■ Exercise brief: Below are the records; copy every line in them that holds the string "Information".

■ Supplied data:
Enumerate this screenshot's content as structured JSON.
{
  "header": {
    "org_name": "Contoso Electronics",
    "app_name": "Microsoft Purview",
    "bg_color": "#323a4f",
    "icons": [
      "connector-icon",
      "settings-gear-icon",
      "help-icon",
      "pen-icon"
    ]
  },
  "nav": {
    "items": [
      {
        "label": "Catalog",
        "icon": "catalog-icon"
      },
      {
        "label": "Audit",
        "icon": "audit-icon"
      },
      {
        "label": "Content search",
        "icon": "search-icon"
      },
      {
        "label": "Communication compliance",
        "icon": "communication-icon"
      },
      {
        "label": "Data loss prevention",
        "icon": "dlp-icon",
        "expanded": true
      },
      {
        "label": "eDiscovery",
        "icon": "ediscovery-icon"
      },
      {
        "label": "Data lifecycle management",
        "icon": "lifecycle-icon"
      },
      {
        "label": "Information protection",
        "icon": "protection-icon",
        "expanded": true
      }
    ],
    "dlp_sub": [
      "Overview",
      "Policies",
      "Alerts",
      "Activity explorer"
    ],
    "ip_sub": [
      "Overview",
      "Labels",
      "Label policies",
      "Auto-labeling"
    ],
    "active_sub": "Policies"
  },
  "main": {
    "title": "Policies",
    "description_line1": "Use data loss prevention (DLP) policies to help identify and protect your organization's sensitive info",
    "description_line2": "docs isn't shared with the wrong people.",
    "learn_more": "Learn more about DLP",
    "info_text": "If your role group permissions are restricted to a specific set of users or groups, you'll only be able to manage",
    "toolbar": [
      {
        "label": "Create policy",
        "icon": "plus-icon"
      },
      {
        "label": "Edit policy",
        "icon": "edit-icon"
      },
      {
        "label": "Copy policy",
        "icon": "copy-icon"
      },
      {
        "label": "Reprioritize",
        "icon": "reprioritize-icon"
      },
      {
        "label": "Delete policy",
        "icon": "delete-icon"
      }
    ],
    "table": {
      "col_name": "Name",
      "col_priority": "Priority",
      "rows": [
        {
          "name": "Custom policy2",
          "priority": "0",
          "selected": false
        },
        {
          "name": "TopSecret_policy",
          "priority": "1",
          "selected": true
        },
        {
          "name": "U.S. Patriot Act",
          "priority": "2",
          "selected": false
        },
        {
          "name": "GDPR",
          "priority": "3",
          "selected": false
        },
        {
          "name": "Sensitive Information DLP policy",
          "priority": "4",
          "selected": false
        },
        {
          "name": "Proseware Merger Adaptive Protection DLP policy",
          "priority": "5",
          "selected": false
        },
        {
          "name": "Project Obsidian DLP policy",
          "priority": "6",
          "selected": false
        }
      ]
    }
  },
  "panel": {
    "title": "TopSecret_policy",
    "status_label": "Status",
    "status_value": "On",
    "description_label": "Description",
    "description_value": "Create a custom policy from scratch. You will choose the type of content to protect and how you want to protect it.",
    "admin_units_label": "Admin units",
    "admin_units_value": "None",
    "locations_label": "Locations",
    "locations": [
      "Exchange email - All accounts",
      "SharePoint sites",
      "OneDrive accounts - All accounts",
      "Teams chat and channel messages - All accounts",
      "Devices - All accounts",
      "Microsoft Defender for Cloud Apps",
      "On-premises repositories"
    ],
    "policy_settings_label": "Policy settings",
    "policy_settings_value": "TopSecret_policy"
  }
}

■ Worked solution:
        "label": "Information protection",
          "name": "Sensitive Information DLP policy",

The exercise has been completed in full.